FBQ: How do I stop my Pyrenean Mountain Dog from barking?
Clowie: All dogs bark and there can be lots of different reasons for barking. The most common reasons are anxiety, boredom, excitement, or a perceived threat. Everyone has their own ideas about how much barking is acceptable, but most of us have neighbours and have to control our urge to bark sometimes. As it’s such a big topic, I am going to concentrate on my main reason for barking and how I trained my bipeds to understand me, so that I need to bark less.
I came in from a lovely, long walk with my bipeds recently and Pippin, the cat, came to greet us as soon as we arrived home. He walked around the bipeds’ legs and they stroked him. Then he came to greet me and we sniffed noses. He stayed with me and walked around my legs, as I headed across the room to settle down for a nap. As soon as I was spread out on the floor, he started sniffing my paws – he likes to do that when he thinks I may have been somewhere interesting. I was soon drifting off to sleep, while my little friend continued to savour the smells on my paws. The thought struck me how different it was from our very first meeting.
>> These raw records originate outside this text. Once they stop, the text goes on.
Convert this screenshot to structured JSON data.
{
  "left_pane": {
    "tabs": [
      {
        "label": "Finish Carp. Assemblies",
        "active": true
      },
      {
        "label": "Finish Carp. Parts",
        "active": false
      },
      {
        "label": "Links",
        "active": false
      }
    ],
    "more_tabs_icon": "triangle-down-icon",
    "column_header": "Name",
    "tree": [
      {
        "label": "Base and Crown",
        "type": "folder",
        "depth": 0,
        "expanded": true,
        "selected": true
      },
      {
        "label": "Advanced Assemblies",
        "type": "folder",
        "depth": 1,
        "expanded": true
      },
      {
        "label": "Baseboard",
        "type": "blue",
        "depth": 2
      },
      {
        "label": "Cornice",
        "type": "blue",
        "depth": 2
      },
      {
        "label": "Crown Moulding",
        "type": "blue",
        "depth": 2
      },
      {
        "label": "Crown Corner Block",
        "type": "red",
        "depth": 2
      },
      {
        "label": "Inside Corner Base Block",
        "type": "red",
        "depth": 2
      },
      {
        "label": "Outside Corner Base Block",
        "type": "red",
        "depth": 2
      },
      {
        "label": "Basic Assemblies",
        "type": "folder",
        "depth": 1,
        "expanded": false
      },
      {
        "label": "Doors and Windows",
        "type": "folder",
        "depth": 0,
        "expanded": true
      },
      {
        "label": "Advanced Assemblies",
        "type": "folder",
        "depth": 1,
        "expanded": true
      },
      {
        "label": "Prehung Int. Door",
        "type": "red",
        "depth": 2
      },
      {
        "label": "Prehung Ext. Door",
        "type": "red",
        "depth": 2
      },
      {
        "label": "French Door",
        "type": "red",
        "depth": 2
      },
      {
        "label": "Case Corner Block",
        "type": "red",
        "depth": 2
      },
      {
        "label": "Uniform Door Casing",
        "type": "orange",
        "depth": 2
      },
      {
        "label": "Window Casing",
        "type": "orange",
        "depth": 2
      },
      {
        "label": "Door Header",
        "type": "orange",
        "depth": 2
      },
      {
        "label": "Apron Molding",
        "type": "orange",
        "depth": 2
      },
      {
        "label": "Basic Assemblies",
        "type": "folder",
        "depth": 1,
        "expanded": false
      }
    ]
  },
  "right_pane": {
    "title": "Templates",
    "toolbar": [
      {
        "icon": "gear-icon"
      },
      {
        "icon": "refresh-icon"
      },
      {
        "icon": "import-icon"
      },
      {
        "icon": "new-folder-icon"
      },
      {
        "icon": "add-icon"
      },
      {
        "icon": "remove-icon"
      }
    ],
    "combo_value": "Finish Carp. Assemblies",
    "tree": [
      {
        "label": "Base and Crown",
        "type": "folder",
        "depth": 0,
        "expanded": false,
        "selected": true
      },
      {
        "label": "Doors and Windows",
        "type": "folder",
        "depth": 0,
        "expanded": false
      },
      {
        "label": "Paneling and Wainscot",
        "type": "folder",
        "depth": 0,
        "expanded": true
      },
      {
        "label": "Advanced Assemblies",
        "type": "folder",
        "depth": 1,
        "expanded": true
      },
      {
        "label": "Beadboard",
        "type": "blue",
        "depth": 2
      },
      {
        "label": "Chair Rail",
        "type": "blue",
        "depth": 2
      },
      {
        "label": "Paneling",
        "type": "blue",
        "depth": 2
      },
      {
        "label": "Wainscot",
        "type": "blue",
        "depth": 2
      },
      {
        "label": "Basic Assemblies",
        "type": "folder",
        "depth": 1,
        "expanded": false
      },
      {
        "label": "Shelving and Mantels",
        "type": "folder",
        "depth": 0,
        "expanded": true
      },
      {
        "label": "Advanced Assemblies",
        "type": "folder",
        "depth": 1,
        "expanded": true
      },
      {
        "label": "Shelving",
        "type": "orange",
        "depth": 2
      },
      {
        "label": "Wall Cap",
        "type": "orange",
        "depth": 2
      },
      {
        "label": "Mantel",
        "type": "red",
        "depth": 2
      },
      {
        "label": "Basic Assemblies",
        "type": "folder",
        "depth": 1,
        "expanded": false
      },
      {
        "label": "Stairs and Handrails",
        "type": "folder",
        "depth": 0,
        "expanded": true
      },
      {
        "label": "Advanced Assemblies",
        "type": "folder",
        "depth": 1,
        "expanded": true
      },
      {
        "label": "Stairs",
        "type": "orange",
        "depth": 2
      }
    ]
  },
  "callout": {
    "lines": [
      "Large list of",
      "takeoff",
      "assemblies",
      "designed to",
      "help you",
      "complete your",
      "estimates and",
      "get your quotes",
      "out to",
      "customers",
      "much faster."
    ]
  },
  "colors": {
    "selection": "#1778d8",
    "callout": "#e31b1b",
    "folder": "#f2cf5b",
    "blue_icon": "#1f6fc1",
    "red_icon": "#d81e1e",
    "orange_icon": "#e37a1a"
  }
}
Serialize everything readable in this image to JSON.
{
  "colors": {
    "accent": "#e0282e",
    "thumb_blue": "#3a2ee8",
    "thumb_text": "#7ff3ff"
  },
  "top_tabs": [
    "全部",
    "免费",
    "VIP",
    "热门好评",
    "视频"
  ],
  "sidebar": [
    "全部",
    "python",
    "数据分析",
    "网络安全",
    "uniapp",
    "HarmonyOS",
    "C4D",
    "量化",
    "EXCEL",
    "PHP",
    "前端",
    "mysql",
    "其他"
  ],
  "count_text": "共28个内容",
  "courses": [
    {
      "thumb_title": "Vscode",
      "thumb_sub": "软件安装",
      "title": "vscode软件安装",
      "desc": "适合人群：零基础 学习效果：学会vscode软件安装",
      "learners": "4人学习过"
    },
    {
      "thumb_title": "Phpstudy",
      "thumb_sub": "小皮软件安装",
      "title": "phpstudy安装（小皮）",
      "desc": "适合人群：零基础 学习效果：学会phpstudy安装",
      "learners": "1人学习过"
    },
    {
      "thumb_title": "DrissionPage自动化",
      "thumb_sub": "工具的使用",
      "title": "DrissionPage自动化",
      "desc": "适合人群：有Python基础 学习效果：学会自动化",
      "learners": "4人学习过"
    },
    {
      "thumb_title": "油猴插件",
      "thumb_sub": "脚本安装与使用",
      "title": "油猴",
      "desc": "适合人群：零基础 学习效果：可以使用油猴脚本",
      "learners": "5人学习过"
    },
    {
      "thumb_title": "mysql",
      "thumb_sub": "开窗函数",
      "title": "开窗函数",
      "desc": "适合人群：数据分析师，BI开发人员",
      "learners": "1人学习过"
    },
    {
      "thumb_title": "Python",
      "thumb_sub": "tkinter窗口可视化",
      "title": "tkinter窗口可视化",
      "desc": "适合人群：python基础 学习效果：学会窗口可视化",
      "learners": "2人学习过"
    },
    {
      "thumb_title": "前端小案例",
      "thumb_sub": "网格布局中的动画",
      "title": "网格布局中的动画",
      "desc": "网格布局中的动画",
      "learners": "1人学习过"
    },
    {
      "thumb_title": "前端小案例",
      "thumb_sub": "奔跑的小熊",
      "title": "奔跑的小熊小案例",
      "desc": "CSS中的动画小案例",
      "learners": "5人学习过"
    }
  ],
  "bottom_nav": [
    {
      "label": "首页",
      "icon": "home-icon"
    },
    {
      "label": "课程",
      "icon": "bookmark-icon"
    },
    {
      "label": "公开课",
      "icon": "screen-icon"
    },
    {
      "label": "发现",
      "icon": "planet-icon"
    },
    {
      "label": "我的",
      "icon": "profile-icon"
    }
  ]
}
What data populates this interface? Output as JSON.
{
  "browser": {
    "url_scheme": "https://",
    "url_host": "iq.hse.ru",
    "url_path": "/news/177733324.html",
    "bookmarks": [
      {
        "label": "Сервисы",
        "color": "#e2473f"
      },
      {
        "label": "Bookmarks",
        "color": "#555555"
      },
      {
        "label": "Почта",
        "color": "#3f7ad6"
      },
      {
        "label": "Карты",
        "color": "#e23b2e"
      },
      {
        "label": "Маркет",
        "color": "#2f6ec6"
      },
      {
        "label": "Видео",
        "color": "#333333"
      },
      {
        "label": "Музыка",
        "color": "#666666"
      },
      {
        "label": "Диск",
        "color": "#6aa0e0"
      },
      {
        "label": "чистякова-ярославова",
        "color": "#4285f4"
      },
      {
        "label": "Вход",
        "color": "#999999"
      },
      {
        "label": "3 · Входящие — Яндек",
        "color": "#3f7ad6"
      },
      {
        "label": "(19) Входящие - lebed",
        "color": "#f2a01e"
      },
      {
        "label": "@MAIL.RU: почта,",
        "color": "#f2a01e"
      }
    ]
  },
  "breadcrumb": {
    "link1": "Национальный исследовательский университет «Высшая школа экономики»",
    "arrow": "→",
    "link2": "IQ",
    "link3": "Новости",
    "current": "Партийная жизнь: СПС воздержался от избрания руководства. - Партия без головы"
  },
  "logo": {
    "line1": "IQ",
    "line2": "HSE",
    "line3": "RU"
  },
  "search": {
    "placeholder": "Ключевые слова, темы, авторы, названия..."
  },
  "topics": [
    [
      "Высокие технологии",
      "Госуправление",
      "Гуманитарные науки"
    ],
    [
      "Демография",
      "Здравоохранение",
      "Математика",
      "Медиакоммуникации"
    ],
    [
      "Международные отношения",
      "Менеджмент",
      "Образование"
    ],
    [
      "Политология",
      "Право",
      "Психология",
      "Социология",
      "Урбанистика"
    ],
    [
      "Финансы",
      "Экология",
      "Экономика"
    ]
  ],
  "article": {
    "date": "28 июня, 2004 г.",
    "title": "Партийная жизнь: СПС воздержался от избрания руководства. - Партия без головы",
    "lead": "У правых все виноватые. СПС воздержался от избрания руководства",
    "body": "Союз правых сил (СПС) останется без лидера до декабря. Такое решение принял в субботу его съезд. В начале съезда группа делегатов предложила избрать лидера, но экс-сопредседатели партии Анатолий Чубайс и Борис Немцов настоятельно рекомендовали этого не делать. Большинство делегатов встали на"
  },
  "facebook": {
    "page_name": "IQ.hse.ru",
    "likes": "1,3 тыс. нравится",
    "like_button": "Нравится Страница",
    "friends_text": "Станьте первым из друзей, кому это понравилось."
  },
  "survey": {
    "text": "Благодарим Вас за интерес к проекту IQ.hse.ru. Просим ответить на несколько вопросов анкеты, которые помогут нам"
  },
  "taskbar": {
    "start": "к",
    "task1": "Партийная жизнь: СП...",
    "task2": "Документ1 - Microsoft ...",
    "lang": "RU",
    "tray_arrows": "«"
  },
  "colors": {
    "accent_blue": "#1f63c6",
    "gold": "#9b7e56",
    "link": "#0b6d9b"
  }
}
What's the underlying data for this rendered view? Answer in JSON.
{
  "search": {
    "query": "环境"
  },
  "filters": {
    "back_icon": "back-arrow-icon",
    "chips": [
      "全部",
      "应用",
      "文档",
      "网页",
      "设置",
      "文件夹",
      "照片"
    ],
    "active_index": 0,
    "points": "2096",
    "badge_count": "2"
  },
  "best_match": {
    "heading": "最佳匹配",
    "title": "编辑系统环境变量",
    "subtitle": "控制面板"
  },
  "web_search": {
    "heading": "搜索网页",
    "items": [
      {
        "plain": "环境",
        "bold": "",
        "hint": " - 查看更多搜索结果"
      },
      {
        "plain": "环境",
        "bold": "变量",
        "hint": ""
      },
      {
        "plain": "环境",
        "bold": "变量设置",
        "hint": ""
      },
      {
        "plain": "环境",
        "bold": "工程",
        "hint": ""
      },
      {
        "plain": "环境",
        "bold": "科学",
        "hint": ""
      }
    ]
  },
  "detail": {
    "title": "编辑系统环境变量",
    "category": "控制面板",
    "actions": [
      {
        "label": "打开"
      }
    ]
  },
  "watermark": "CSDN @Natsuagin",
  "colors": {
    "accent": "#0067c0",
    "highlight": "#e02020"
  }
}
Those of you who have known me for a while will remember that the Borg from Star Trek tried to assimilate my male biped and turned him into The Bionic Quadruped. I tried to make him take some exercise by moving the remote control out of reach and by licking the toes that stuck out of the cast. He didn’t really appreciate my efforts!
A few months had gone by since then and he was almost back to normal. He took me for a walk one day and he slipped in the mud. He made a horrible noise and he got up and we made our way home very slowly – he was hobbling on the bad leg again. When we got home he said that he’d felt his Achilles tendon go again and they made an appointment at the hospital with the specialist he’d seen before.
I’ve told you a few tales about puppy classes and how I tried to liven them up. Some of the things we were asked to do were very boring and, I thought, pointless!
This particular week, I was fifteen weeks old. We had been playing, having a wonderful time, and then it was the part of the evening I disliked. The trainer told our bipeds to get us to sit, or lie down, quietly and to look in our ears, look in our mouths, check our paws and then brush us. Didn’t she know that my biped had already done this at home earlier? It was such a waste of time when there were so many puppies to play with!
I encouraged my bipeds to trade from a very early age. This began as treats for sitting and for walking on the lead. Any chance to get more treats is a good thing!
As a puppy, I usually only had one or two toys available to me at a time. They would swap them most days, so that the toy was always interesting and I didn’t get bored with it. I also always had a nice chew available, so that I had no need to chew the furniture. That was their theory – I still felt that I’d like to test various items of furniture for chewing, but that’s another story.